■ ACTIVITY: In the listing below, count the lines containing the string "start" and state only the number.

^^^^^^^^

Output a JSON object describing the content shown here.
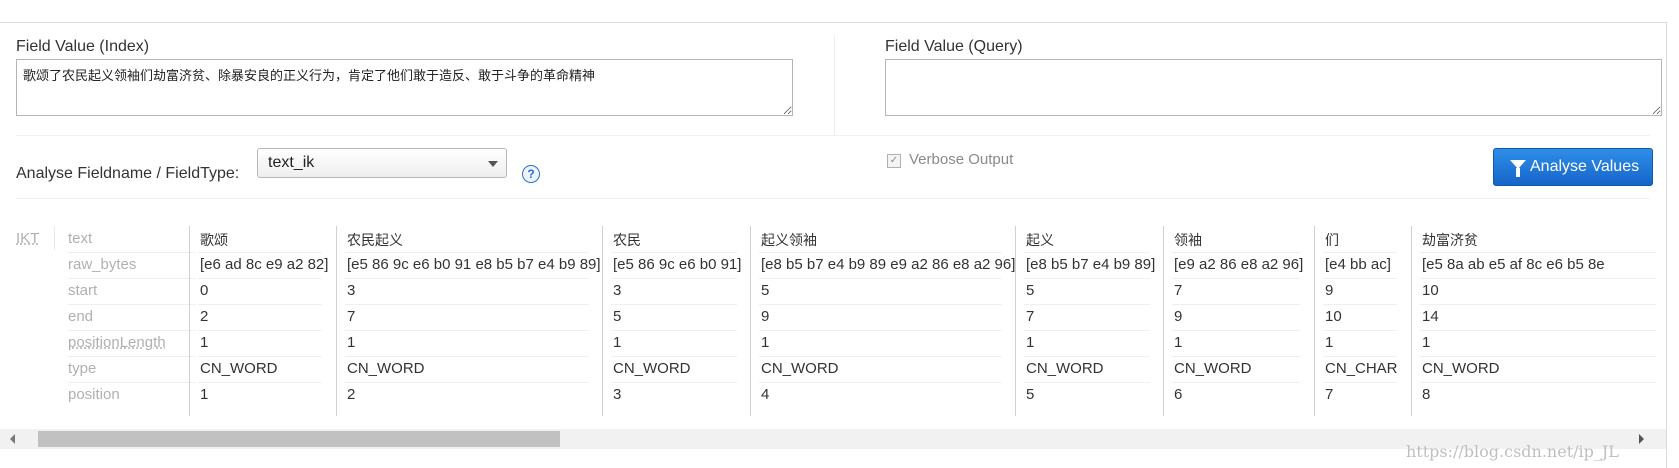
{
  "index_field": {
    "label": "Field Value (Index)",
    "value": "歌颂了农民起义领袖们劫富济贫、除暴安良的正义行为，肯定了他们敢于造反、敢于斗争的革命精神"
  },
  "query_field": {
    "label": "Field Value (Query)",
    "value": ""
  },
  "analyse": {
    "label": "Analyse Fieldname / FieldType:",
    "selected": "text_ik",
    "help": "?"
  },
  "verbose": {
    "label": "Verbose Output",
    "checked": true
  },
  "button": {
    "label": "Analyse Values",
    "icon": "funnel-icon",
    "color": "#1a73d6"
  },
  "result": {
    "analyzer_abbr": "IKT",
    "row_labels": [
      "text",
      "raw_bytes",
      "start",
      "end",
      "positionLength",
      "type",
      "position"
    ],
    "tokens": [
      {
        "text": "歌颂",
        "raw_bytes": "[e6 ad 8c e9 a2 82]",
        "start": "0",
        "end": "2",
        "positionLength": "1",
        "type": "CN_WORD",
        "position": "1"
      },
      {
        "text": "农民起义",
        "raw_bytes": "[e5 86 9c e6 b0 91 e8 b5 b7 e4 b9 89]",
        "start": "3",
        "end": "7",
        "positionLength": "1",
        "type": "CN_WORD",
        "position": "2"
      },
      {
        "text": "农民",
        "raw_bytes": "[e5 86 9c e6 b0 91]",
        "start": "3",
        "end": "5",
        "positionLength": "1",
        "type": "CN_WORD",
        "position": "3"
      },
      {
        "text": "起义领袖",
        "raw_bytes": "[e8 b5 b7 e4 b9 89 e9 a2 86 e8 a2 96]",
        "start": "5",
        "end": "9",
        "positionLength": "1",
        "type": "CN_WORD",
        "position": "4"
      },
      {
        "text": "起义",
        "raw_bytes": "[e8 b5 b7 e4 b9 89]",
        "start": "5",
        "end": "7",
        "positionLength": "1",
        "type": "CN_WORD",
        "position": "5"
      },
      {
        "text": "领袖",
        "raw_bytes": "[e9 a2 86 e8 a2 96]",
        "start": "7",
        "end": "9",
        "positionLength": "1",
        "type": "CN_WORD",
        "position": "6"
      },
      {
        "text": "们",
        "raw_bytes": "[e4 bb ac]",
        "start": "9",
        "end": "10",
        "positionLength": "1",
        "type": "CN_CHAR",
        "position": "7"
      },
      {
        "text": "劫富济贫",
        "raw_bytes": "[e5 8a ab e5 af 8c e6 b5 8e",
        "start": "10",
        "end": "14",
        "positionLength": "1",
        "type": "CN_WORD",
        "position": "8"
      }
    ]
  },
  "watermark": "https://blog.csdn.net/ip_JL"
}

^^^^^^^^

■ RESPONSE BELOW: 9